Locate every line below that contains the word "JSON" and copy it.

• • • •

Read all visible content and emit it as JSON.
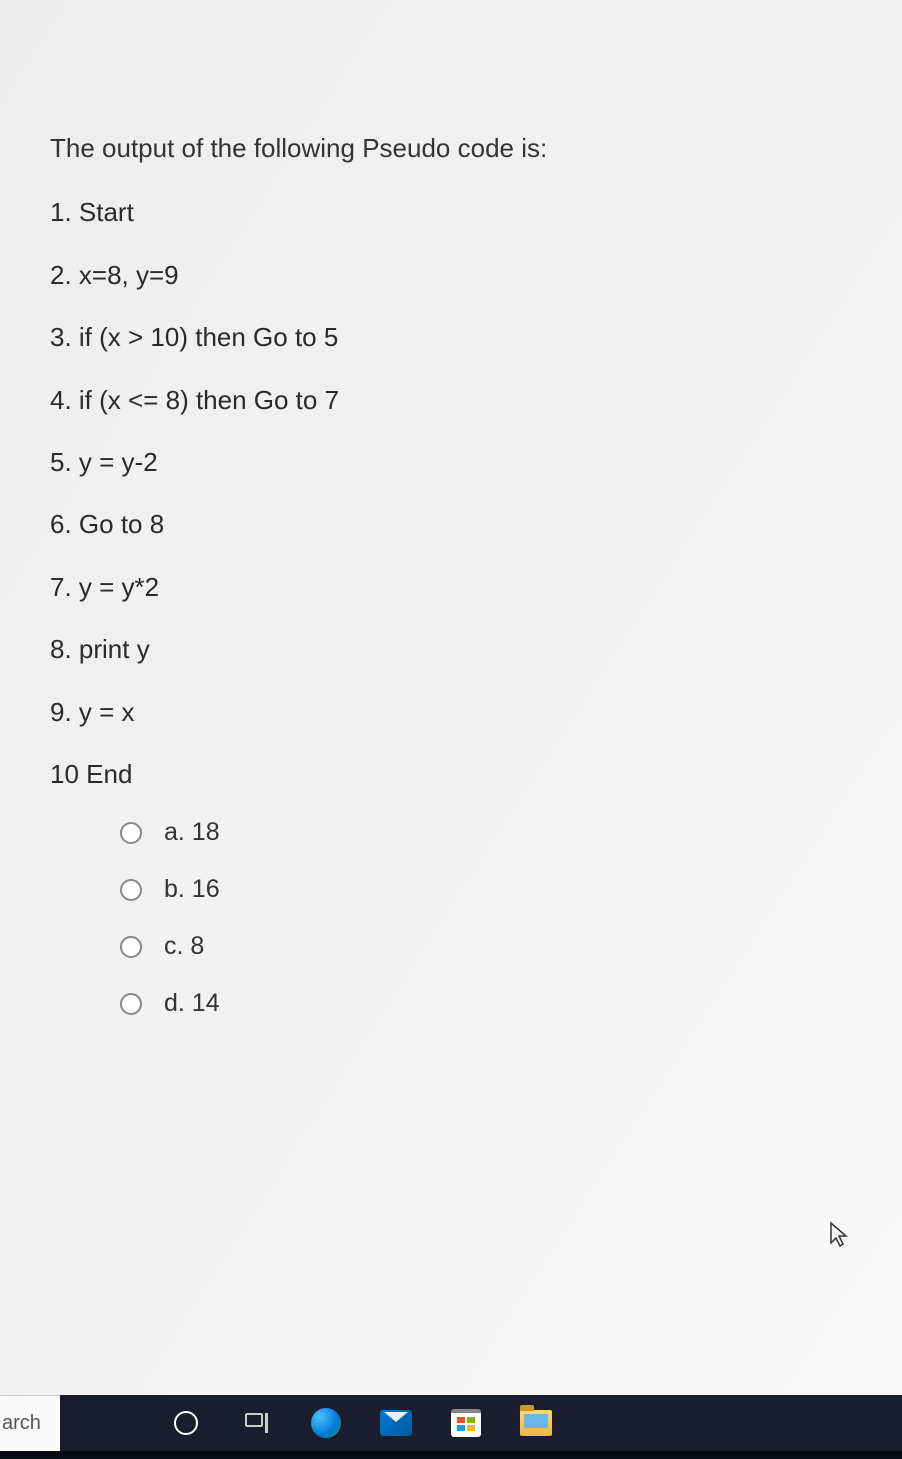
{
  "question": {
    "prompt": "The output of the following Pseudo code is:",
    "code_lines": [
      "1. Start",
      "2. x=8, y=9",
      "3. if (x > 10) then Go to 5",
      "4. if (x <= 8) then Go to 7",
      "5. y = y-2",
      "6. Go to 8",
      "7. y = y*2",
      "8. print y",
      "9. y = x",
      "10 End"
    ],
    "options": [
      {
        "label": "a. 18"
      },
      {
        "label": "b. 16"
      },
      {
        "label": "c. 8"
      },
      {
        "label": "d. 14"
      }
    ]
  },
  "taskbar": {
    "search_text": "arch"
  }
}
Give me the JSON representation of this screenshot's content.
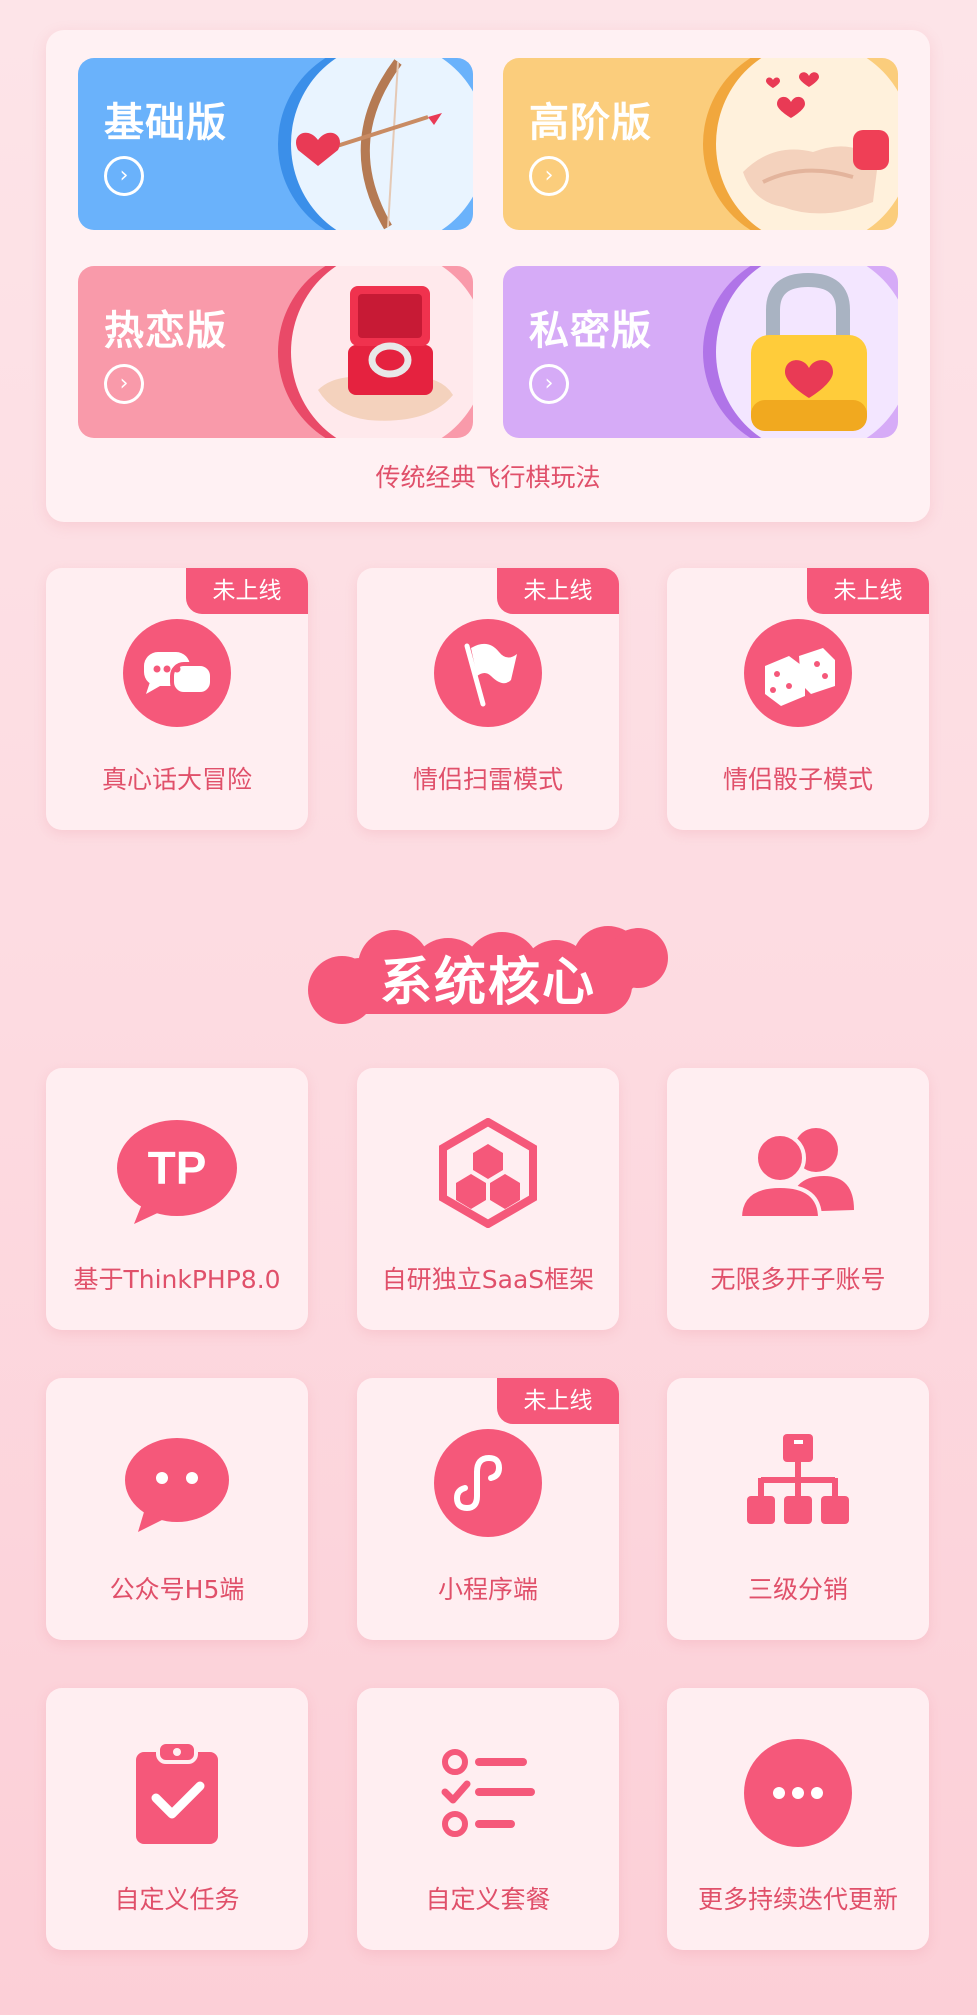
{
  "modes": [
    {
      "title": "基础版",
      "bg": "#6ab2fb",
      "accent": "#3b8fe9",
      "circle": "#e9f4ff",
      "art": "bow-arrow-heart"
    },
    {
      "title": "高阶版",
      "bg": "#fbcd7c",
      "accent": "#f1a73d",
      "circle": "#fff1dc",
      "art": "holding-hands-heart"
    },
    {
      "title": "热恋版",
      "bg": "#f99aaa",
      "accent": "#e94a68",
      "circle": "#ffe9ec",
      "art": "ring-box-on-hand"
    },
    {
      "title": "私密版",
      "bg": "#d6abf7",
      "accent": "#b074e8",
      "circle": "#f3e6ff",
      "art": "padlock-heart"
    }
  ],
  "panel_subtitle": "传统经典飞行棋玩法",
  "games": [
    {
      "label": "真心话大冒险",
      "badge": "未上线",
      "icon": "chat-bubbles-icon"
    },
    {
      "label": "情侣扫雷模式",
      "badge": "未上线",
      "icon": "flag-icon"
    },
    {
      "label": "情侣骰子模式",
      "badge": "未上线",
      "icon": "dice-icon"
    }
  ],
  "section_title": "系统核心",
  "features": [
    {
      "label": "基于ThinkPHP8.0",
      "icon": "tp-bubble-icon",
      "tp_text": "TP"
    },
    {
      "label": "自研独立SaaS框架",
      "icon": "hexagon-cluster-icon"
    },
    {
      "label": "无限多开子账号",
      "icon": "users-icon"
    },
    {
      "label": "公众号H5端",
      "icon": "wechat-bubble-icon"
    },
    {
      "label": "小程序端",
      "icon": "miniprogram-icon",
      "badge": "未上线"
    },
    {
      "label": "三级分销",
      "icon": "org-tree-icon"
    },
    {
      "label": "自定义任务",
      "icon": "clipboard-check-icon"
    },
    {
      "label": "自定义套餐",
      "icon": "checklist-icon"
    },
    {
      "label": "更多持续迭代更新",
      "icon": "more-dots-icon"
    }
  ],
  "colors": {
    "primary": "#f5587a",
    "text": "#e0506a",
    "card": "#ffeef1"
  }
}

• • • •

**RESPONSE TO THIS TASK**:
Read all visible content and emit it as JSON.
Give me the JSON representation of this screenshot's content.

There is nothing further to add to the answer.